Saturday, January 12, 2008

Capturing Value in Creative Companies

Buying a creative company is very tricky. Successful creative enterprises can be very attractive targets. The profit margins can be outrageously high. The work can be exciting and high profile. The culture and work environments are often exhilarating.

On the other hand, it is really easy to overpay for a creative enterprise -- and I don't mean by just a little bit. Sometimes a buyer can pay multiples of the company's real value if he or she doesn't understand what's being purchased.

As I mentioned before, a really valuable creative company can't be judged just by its revenues and profits. You need to look behind the curtain and figure out why customers find it so attractive. You also need to evaluate the company's ability to continue to satisfy its customers and attract new ones. This can't be based just on the work of one or two people, but must rely on the company's proven systems, culture and management.

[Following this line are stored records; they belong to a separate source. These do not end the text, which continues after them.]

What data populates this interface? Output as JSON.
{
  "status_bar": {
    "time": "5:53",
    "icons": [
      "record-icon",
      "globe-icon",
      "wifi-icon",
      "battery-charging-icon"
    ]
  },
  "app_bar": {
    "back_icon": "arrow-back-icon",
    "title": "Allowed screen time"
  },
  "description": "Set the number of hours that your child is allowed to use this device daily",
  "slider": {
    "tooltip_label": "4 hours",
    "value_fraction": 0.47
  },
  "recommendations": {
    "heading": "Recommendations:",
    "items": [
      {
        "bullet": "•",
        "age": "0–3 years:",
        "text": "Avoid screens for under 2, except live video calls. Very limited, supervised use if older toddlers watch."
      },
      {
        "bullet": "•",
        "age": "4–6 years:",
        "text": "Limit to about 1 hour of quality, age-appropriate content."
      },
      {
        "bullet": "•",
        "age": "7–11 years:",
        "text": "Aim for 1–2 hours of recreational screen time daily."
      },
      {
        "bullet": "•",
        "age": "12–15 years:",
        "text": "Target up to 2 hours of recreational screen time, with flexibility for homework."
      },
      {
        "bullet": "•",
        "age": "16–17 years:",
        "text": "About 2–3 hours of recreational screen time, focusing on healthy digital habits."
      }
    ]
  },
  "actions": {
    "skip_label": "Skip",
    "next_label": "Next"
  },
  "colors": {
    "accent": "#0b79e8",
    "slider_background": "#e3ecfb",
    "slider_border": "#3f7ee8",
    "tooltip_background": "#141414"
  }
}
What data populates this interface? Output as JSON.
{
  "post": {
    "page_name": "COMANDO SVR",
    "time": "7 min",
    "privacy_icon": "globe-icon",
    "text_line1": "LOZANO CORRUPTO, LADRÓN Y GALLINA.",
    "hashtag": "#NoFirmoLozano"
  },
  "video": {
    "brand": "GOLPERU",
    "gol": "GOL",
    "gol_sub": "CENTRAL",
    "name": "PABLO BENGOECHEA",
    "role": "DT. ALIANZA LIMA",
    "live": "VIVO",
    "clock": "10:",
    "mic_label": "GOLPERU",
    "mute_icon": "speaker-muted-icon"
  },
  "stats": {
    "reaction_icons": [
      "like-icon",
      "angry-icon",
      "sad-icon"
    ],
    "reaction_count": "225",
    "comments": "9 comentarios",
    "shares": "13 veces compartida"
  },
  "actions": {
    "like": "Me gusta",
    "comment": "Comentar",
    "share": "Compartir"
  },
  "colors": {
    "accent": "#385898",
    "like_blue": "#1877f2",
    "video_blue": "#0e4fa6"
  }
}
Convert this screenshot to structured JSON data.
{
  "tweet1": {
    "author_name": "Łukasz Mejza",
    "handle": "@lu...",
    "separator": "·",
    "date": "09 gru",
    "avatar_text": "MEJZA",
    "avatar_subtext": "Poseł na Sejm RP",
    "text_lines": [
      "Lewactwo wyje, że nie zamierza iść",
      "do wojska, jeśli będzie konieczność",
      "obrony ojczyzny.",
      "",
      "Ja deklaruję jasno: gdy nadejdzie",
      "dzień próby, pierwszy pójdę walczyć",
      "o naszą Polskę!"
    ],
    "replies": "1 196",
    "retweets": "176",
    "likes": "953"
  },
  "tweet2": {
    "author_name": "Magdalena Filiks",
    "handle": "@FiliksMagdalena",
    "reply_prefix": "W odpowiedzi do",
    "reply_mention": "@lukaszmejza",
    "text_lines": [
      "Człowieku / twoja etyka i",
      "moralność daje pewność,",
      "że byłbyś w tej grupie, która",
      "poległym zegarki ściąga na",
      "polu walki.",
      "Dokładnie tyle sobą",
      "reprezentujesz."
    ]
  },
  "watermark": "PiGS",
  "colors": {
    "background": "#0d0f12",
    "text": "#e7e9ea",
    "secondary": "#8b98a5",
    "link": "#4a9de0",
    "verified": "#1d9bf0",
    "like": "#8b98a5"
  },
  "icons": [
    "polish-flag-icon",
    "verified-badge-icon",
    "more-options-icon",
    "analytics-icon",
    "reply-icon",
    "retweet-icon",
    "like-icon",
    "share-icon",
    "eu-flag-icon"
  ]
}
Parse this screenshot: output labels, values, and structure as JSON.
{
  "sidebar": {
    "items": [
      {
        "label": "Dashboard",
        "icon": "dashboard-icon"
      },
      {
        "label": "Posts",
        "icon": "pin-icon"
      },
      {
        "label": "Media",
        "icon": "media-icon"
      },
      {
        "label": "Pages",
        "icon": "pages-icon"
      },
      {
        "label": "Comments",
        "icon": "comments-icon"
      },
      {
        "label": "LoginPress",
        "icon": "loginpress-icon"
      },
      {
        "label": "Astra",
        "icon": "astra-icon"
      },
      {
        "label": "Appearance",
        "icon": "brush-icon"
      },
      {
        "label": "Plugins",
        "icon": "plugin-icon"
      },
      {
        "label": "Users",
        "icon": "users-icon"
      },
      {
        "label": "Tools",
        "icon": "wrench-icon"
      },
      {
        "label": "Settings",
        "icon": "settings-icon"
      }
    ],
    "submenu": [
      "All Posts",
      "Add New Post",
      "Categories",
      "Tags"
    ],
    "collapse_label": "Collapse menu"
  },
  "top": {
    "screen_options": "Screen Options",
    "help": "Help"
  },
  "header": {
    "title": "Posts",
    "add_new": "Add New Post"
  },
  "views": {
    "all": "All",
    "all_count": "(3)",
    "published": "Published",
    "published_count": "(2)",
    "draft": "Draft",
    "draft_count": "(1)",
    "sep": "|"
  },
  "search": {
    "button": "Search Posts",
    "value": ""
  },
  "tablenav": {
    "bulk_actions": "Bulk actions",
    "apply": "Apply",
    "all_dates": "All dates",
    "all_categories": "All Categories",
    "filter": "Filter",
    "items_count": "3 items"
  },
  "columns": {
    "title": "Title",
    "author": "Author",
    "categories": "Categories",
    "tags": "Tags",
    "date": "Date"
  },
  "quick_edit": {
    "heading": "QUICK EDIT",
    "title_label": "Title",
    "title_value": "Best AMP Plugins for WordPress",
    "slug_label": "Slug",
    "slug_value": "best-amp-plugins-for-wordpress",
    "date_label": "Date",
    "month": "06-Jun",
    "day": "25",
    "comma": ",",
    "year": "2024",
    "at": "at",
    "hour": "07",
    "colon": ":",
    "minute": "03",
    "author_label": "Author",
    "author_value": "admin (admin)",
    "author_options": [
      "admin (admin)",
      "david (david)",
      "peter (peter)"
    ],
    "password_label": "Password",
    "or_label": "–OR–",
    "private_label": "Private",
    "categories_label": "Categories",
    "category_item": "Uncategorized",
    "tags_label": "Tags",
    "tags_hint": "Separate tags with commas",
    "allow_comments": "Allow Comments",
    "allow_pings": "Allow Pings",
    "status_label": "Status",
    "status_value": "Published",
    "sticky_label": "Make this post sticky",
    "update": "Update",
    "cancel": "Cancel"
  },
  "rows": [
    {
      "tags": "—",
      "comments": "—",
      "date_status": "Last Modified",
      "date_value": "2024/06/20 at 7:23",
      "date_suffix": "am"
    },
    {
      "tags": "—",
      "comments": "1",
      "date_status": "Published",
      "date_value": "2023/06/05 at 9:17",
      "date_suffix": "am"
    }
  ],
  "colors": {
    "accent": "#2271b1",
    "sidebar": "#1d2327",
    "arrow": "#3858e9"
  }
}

One good way to evaluate this is through general industry research. Talk to people in the business about your target company. Ask them what they think of it. If they do business there, ask them what they like and dislike about it.

After the external analysis, do an internal evaluation. Ask yourself (and the sellers), what would happen if...? Understand how the company actually creates its products and serves its customers, and how that would change if certain people left or if the industry landscape changed. This process will not only help you understand how much value you can actually capture in the sale, but it will be a first step in developing better strategies and systems going forward.

The lesson here is that you can't buy a creative enterprise based on typical financial due diligence. The real story is not in the numbers. The financial performance gives an indication of the company's proven potential and current status, but that can change quickly. The good part is that the changes can be positive, as well as negative. A creative company with good momentum and performance has the ability to quickly rise to even greater heights. So, while the volatility creates some risk of overpayment, it can also result in some incredible home runs.

Wednesday, January 2, 2008

Digg - Buyer or Seller?

I'll get back to the discussion of deal points soon, but I saw an article in Business Week today that I really wanted to comment on. The article addresses the rumour about Digg.com being up for sale this year, as well as the other rumour that Digg might be buying a couple of competitors. Digg CEO, Jay Adelson gave BW a fairly open interview. He essentially denies that Digg is buying or selling, and focuses more on the company's relationship with Microsoft and plans for international expansion.

In reality, I imagine that Digg is both a buyer and seller if the right deal comes along. I think that's true for almost every company that's growing.

Digg is supposedly valued at around $300 million right now. If a strategic buyer offered substantially more than that, I'm sure Digg's management would think hard about taking it. The founders certainly don't need the money, but the landscape for digital media, social networking and other related Internet businesses is constantly changing. There is always risk of a disruptive change dramatically shifting the values of Internet companies in unpredictable ways.

And although Adelson says that Digg doesn't have enough of a war chest to go on a buying spree (as attractive as that might be), there are always creative ways to approach a transaction. In my experience, if there are two motivated and realistic parties, there is a deal to be made.

I'm not into making predictions, but I wouldn't be surprised to see some M&A activity involving Digg this year. It is a great company and this seems like the right time for management to make some moves. Digg is a top candidate to be the next major player in the digital media space, and that means some bold action might be appropriate.